Some old friends declared her insane.

One night during the boycott, Martin Luther King spoke to a meeting of the Council of Human Relations in Montgomery. Juliette Morgan sat that night with Virginia Durr: another white woman, another descendent of privilege, and another outspoken advocate for change. A member of the racist White Citizens Council infiltrated the meeting, and Morgan recognized the man.

“You know,” she told Durr, “I feel like somebody is pointing a gun at me.”

Dr. King remembered Morgan in Stride Toward Freedom, his account of the boycott. “Miss Juliette Morgan,” he wrote, “sensitive and frail, did not long survive the rejection and condemnation of the white community.” Because here’s, tragically, what happened in the end. For a while Morgan stayed her pen – the library said they’d stand by her, but finally asked her to lay low with the letters – until in 1957 she wrote the editor of the Tuscaloosa News. Attempts to integrate the University of Alabama, her own alma mater, had erupted in violence from the local white community. The News publicly editor denounced the violence, and Morgan commended his stance in a private letter — which, with her permission, he printed in the paper.

In Montgomery, the sky fell. Since the library wouldn’t fire her, the city of Montgomery reduced the library’s funding, by exactly Morgan’s salary. Things started happening fast, and the story veered to its gut-wrenching end. The Klan burned its cross in Morgan’s yard. Morgan resigned from the job she loved. Then she took her own life.
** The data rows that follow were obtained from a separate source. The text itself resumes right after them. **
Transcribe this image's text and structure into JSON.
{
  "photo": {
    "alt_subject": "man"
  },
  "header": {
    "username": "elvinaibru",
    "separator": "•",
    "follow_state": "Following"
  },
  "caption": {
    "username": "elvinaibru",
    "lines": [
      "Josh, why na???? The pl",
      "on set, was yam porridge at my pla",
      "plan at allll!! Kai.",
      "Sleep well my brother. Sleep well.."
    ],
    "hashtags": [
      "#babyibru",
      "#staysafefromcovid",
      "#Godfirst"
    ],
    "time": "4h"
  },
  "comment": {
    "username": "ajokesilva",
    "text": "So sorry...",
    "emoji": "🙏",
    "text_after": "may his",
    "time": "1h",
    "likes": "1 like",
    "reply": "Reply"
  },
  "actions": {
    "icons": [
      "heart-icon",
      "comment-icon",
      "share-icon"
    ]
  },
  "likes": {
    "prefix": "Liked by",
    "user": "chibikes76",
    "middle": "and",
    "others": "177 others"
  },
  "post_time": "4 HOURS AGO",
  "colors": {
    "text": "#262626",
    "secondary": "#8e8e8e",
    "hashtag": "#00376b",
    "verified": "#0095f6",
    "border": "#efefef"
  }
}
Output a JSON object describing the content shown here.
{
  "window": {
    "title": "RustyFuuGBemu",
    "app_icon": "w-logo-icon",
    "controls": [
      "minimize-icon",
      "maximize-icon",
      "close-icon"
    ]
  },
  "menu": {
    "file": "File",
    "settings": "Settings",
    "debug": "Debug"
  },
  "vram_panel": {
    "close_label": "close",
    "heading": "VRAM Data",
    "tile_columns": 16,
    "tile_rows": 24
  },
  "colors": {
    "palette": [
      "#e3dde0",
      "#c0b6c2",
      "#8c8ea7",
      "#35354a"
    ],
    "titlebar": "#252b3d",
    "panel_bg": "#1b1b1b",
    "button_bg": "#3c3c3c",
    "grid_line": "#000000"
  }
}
*

In 1963, at the height of the Civil Rights Movement, Pete Seeger brought to Carnegie Hall in New York a program of the songs that he’d learned and sung in the mass meetings and marches down South. As he led the audience through “We Shall Overcome,” he introduced the final verse like this:

“The best verse,” he said,

was made up down in Montgomery, Alabama.
It says, “We are not afraid.”
And here you and I up here,
like every human being in the world,
     We have been afraid.
But you still sing it!
     We are not afraid.
We are not afraid.

In that last, best verse, the familiar someday of the refrain becomes, powerfully, today — “We are not afraid, to-day” — and somehow in the singing the singer is transformed. Because in belting it out that we’re unafraid, in pretending aloud that we’re fearless, we gain power. We become what we say we are, for at least as long as we’re singing.

When I learned about Juliette Morgan, this verse — born in Montgomery, like her — came to my mind. Morgan’s story’s end is heartbreaking, because finally that fear caught up with her, the consequences of her courage became too much for her to bear.

But the end of her story will never change this: that her courage along the way was profound, her example a lesson for us all.

Because there’s no bravery whatsoever in not being afraid. Real bravery means being terribly afraid, and acting anyway like you’re not.  Because courage isn’t the absence of fear; it’s how you live in fear’s presence.

My heart breaks that Juliette Hampton Morgan didn’t make it through. But I’m grateful for what she did, and for who she was, while she was here.

*

Note: Most of what I’ve learned so far about Juliette Hampton Morgan comes from her entry in the Encyclopedia of Alabama or from this article in the Montgomery Advertiser, which quotes one of her letters to the editor in full. The exchange with Virginia Durr appears in Durr’s autobiography, Outside the Magic Circle, and the MLK quote appears in Stride Toward Freedom. After writing the paragraphs above, I ordered a copy of Morgan’s biography, Journey Toward Justice, by Mary Stanton. I’m about thirty pages in, and it’s a fascinating read.